** DATA PROVIDED follows **

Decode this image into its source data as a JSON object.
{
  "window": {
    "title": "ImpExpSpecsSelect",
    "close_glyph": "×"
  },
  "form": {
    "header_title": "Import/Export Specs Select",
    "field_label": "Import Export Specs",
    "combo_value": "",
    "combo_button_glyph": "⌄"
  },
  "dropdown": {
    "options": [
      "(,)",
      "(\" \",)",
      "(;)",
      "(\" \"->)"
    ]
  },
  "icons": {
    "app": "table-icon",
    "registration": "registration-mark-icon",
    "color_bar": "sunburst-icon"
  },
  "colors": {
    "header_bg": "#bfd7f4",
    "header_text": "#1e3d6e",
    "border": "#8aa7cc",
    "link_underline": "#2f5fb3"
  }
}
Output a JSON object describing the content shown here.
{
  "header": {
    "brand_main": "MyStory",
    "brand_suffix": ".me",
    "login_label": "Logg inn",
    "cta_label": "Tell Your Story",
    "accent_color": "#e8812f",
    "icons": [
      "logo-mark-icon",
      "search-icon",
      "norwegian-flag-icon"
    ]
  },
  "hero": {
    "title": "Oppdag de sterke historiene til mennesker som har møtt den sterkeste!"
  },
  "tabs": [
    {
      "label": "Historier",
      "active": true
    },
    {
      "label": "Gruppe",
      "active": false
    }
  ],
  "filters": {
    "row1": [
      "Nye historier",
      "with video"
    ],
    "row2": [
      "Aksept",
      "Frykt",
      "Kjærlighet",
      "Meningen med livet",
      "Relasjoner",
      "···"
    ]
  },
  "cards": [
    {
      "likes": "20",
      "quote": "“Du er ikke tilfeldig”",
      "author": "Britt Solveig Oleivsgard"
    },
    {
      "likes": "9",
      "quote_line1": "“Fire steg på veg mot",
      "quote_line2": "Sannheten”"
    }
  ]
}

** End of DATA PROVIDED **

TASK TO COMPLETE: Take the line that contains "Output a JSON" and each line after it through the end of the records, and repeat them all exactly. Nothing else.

ANSWER TO THIS TASK:
Output a JSON object describing the content shown here.
{
  "header": {
    "brand_main": "MyStory",
    "brand_suffix": ".me",
    "login_label": "Logg inn",
    "cta_label": "Tell Your Story",
    "accent_color": "#e8812f",
    "icons": [
      "logo-mark-icon",
      "search-icon",
      "norwegian-flag-icon"
    ]
  },
  "hero": {
    "title": "Oppdag de sterke historiene til mennesker som har møtt den sterkeste!"
  },
  "tabs": [
    {
      "label": "Historier",
      "active": true
    },
    {
      "label": "Gruppe",
      "active": false
    }
  ],
  "filters": {
    "row1": [
      "Nye historier",
      "with video"
    ],
    "row2": [
      "Aksept",
      "Frykt",
      "Kjærlighet",
      "Meningen med livet",
      "Relasjoner",
      "···"
    ]
  },
  "cards": [
    {
      "likes": "20",
      "quote": "“Du er ikke tilfeldig”",
      "author": "Britt Solveig Oleivsgard"
    },
    {
      "likes": "9",
      "quote_line1": "“Fire steg på veg mot",
      "quote_line2": "Sannheten”"
    }
  ]
}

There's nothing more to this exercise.